When we reserved this space a couple of months ago, little did we imagine that there would be so many other people who would want to occupy Wall Street at this time. But unlike the folks who are camping out in Zuccotti Park a few blocks from here, we are actually occupying Wall Street inside the New York Stock Exchange, in what is indisputably the most prominent symbol of corporate capitalism – a building that some of those people might refer to as the “belly of the beast.”
It turns out that one of the reasons we wanted to hold this event right here is that we also have a message for Wall Street. It may not be as strident as the message of our friends in the park. But it is also not at all like the one depicted on the cover of the current issue of The New Yorker magazine. We do not agree with the group of fat cats caricatured on the cover of this most recent who are shown demonstrating in front of this building with signs such as “Keep Things Precisely As They Are.”
We do not believe things should be kept precisely as they are. On the contrary. The sad truth is that most workplaces are not great places to work. Most people find their workplaces to be mildly alienating at best – or downright exploitative at worst. The companies represented here are – unfortunately – the exceptions, rather than the rule.
Before I explain how I believe Wall Street can help change this situation and work with us to create a society where great workplaces are the norm, let us reflect back on the significance of this event. To even have a list of the world’s best multinational workplaces would have been unimaginable 30 years ago when Milton Moskowitz and I began research on a book about great workplaces. Nobody had ever done such a book before, and we were surprised that we found enough companies to justify our title, “The 100 Best Companies to Work for in America.”
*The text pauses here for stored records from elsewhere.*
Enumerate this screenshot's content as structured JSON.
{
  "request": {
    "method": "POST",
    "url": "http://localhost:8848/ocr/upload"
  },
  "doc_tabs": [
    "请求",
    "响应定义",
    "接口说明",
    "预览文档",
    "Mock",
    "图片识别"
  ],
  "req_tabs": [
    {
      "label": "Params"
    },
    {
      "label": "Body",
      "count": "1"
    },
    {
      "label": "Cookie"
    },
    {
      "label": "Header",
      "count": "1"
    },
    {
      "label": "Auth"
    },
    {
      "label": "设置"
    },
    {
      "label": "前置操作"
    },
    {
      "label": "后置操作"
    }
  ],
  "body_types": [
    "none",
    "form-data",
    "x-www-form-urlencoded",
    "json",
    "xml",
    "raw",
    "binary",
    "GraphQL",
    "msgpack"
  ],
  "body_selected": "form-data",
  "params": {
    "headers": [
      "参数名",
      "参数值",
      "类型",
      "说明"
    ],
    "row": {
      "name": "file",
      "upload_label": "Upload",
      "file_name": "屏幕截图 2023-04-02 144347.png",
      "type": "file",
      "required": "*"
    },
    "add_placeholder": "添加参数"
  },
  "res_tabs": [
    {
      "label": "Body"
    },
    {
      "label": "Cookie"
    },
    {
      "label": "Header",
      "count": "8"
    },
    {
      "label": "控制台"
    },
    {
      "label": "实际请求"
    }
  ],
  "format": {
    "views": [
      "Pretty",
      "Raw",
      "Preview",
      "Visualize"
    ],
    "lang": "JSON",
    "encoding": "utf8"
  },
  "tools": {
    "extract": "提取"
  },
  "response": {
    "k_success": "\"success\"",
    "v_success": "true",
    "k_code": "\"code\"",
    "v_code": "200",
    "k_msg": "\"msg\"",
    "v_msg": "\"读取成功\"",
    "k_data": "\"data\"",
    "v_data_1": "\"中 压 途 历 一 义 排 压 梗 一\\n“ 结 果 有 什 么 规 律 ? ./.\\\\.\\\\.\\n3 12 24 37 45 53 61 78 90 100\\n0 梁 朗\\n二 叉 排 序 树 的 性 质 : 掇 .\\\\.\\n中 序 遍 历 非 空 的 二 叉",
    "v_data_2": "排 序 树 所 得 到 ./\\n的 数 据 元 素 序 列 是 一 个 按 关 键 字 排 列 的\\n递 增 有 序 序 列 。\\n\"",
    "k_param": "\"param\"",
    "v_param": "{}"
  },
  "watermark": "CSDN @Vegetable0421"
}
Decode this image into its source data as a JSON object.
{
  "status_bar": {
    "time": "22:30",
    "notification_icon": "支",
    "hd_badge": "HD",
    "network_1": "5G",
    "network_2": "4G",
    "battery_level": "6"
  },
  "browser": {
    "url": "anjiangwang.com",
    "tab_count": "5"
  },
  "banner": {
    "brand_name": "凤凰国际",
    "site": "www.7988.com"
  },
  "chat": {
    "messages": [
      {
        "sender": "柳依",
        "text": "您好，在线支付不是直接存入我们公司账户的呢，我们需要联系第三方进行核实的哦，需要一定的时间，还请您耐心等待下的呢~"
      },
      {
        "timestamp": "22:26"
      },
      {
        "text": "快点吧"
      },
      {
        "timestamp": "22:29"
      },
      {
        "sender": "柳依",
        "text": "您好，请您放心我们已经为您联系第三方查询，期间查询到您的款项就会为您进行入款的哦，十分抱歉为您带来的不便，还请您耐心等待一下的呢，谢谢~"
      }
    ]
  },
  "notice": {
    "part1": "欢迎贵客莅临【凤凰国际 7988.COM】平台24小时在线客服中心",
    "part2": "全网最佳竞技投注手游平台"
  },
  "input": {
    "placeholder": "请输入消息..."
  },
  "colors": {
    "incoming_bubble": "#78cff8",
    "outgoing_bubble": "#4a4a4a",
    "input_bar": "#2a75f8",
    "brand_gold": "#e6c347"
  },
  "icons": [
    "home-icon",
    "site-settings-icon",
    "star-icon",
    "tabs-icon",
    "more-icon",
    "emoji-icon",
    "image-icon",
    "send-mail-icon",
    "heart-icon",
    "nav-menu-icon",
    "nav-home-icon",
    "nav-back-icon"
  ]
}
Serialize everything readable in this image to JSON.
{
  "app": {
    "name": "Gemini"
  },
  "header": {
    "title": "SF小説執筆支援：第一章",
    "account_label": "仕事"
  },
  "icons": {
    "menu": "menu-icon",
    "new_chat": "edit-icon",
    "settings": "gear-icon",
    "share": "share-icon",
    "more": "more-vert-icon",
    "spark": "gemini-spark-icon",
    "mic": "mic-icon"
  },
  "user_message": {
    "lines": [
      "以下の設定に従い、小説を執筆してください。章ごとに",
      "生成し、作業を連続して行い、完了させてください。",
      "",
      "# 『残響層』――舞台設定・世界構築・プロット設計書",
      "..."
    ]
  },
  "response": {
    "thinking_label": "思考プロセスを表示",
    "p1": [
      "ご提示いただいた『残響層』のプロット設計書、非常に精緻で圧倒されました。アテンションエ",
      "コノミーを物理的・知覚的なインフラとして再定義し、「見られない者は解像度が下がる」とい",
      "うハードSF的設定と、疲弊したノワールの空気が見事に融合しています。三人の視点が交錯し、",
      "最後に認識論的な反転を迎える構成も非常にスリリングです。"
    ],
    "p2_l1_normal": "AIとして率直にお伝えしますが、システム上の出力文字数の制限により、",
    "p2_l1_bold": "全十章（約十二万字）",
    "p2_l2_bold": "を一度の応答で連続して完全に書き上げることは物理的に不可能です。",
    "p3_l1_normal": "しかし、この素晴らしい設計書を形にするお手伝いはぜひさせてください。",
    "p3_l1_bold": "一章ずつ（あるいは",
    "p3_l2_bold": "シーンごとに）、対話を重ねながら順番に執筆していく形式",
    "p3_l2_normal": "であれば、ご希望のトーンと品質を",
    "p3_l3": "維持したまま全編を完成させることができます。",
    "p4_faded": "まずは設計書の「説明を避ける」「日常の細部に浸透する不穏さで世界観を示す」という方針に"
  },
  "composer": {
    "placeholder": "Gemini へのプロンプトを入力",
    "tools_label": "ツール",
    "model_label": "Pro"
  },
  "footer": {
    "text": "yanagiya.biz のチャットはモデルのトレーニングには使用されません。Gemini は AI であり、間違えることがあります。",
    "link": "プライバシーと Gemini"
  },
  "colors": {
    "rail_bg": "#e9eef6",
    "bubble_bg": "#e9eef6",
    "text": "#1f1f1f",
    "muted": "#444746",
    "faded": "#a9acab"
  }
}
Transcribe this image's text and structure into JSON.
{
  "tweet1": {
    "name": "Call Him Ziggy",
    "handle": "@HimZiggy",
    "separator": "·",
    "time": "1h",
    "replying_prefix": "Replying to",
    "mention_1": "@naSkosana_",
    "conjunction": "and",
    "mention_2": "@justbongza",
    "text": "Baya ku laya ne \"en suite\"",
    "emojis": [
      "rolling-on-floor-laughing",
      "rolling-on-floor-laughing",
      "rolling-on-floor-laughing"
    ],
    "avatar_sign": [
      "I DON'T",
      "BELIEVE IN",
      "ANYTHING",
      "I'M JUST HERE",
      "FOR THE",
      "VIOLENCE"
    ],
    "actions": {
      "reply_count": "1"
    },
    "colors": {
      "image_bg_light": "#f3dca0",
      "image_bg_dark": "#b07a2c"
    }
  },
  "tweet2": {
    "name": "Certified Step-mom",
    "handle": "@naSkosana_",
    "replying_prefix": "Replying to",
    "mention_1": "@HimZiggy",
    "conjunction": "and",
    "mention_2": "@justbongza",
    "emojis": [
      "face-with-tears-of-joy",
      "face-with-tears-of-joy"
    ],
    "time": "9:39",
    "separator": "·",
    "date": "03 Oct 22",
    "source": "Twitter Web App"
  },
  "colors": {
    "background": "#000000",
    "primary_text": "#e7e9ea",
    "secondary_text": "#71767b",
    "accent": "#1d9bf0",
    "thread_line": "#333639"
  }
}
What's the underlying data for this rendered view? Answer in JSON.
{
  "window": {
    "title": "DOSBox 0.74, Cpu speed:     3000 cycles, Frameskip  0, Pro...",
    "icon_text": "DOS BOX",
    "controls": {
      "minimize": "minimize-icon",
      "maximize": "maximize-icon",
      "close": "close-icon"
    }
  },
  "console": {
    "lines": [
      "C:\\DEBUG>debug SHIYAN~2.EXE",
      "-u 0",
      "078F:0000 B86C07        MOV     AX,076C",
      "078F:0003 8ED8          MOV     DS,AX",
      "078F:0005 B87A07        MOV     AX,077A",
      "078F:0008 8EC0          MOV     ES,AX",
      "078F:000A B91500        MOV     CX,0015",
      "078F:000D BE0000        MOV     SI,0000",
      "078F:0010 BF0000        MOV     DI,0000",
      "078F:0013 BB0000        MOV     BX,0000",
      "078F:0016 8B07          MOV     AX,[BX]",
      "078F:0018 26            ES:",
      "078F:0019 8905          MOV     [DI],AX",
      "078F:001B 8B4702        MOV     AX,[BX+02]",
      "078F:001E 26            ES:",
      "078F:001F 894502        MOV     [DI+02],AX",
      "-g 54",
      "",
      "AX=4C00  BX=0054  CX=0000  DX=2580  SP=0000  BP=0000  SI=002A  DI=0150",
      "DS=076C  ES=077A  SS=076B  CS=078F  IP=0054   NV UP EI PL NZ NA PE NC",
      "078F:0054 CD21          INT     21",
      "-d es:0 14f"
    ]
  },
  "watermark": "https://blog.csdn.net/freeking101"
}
Fast forward 30 years and now we have similar Best Workplaces lists in some 45 countries. Tonight we are unveiling the mother of all lists – the World’s Best Multinational Workplaces.
What we see here tonight amongst all of you are companies that have gone to great lengths to listen to your employees and seek out their opinions about all kinds of issues. You provide great benefits, especially to working parents. You share the wealth with a broad cross-section employees. Look at the literally thousands of employee millionaires that have been created through the generous sharing of stock options at firms like Microsoft, Cisco and Google, or consider the terrific profit-sharing plans at SC Johnson and many other firms represented here tonight.
You give back to your communities through a wide variety of volunteer and philanthropic activities. And you don’t lay off people at the drop of the hat. Many of you have gone to great lengths to avoid layoffs during the financial crisis. In fact, taken as a whole, your firms have added more than 150,000 new jobs in the past year.
Indeed, the companies honored tonight represent exemplary corporate citizenship. Being a good citizen starts at home with how your treat others in your family. And being a good corporate citizen starts with how a company’s management treats its employees.
What we want to stress, however, is that all of you here represented on this list and the dozens of others worldwide are not only good places to work for their employees – as absolutely crucial and important as that is. You are some of the very best performing companies in the world as well.
We have considerable statistical evidence to back that up, including data that shows that the companies that, for instance, have appeared on the Fortune “100 Best Companies to Work for” list over the past 14 years have outperformed the S&P 500 by a ratio of 3:1. Indeed, all of these companies are great performers precisely because they are great workplaces.
These are companies that believe in a quote that I like from one of my heroes who is here tonight, Dr. Jim Goodnight of SAS. He often says, “If you treat people as if they will make a difference, they will.” These are companies that believe in what I call the Platinum Rule: “Employees do unto customers as managers do unto employees.”
Yes, there is a link between the quality of the workplace and a company’s performance. Yet Wall Street simply does not take that into account. By being so fixated on quarterly results and financial measurements, Wall Street – and its cousins in the City in London, the Bourse in Paris and stock exchanges in Frankfurt, Tokyo, São Paulo – are missing what is perhaps the most important metric for investors and managers. Wall Street and its cousins need to adopt measurements about the workplace.
Such measurements do exist. I would offer that our Trust Index© employee survey should be one such measure. Nothing is more important for a company’s ability to execute on its business plan or to promote innovation than the level of trust within any organization.
The point is that by adopting such measures, Wall Street could help this growing movement of companies represented by the firms here tonight. You are creating great workplaces.
We want to congratulate you on what you are doing and hope that you will continue to be an inspiration for all companies – large and small, national and multinational – throughout the world. Any company anywhere can be a great place to work. And you are showing the way for others to follow.
Robert Levering is co-founder and board member of Great Place to Work® Institute.